A study conducted by the European Commission found that students who study overseas are less likely to struggle to find employment, compared to those who choose not to. It’s important to remember that when you’re looking for a job after graduation, every other applicant will have the same skill set as yourself, it’s your additional qualities and assets that will set you aside from everybody else. Being at ease in any situation and possessing the ability to be able to speak to people of all different levels is a big green tick from employers.

Study new things, develop new skills:

Taking a year out to study at an overseas university opens you up to the possibility of learning new modules that are not available to you at home.
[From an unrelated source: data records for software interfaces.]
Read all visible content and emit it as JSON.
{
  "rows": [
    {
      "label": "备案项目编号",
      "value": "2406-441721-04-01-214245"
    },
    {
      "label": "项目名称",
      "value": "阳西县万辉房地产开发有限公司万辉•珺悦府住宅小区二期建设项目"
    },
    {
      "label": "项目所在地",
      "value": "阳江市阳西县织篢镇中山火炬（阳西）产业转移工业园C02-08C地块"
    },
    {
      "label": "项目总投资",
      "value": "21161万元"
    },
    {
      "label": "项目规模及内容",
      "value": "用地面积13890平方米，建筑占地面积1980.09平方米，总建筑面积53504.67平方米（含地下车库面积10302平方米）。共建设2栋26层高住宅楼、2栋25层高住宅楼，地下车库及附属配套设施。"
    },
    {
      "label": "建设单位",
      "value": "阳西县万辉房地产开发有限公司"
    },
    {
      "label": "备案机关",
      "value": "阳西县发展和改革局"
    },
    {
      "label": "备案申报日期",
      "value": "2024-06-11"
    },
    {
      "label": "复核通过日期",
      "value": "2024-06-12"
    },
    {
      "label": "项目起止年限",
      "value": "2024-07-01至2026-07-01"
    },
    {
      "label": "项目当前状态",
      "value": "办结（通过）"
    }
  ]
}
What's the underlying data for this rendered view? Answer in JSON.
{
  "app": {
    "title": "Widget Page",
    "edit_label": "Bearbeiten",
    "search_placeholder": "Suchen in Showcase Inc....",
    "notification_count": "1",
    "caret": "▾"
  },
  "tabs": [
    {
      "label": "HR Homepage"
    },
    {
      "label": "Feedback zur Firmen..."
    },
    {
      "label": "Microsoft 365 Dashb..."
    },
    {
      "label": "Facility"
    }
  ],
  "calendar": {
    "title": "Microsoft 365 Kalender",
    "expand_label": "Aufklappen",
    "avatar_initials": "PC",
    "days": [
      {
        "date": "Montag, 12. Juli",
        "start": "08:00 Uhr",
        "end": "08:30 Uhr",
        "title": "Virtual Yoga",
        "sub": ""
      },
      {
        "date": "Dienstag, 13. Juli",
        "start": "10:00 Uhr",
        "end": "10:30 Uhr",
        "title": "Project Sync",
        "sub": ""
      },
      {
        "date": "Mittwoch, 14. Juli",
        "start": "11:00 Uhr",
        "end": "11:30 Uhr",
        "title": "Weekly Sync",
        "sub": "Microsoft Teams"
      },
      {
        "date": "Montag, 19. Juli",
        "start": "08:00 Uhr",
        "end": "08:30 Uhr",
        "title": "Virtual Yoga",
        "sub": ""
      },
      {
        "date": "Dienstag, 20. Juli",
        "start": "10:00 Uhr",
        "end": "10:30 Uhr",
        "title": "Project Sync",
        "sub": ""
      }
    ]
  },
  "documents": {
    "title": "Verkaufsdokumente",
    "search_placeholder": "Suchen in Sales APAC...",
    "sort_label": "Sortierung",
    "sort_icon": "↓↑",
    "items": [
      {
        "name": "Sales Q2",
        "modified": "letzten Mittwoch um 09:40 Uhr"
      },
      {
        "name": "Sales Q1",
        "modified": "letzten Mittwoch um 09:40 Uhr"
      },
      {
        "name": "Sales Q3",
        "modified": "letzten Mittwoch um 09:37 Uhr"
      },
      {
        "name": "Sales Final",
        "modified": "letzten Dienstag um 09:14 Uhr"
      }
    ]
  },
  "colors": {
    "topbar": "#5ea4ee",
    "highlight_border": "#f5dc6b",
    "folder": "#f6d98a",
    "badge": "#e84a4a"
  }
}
For example, if you are completing a degree in finance or economics, then studying in a different country will help you to develop a broader understanding of the global economy. This can be applied to any degree or course you are involved with. Having a specialised skill, or learning a language whilst you are studying overseas again can really put you over the edge and can help you to distinguish yourself in the sea of job applicants. Learning a new language, for example, can be a great additional skill for people who are looking to work for a large international company.

How studying abroad helped me in my career:

Since I graduated, I really did find that my time overseas helped me to establish a pathway with my career. Spending time in Queensland made me realise that I wanted to work in a profession that helped people to work and live wherever they want in the world. Since graduating, I have worked for the Immigration Advice Services in London, specialising in British Naturalisation. Once graduating, you will find that your degree and the experience you develop during your time at university will shape your career path in the most unconventional ways, and opening yourself up to new experiences and teachable moments will help to establish this.

– Jess Sullivan was an exchange student at the University of Kent, and has since graduated from the University of Queensland.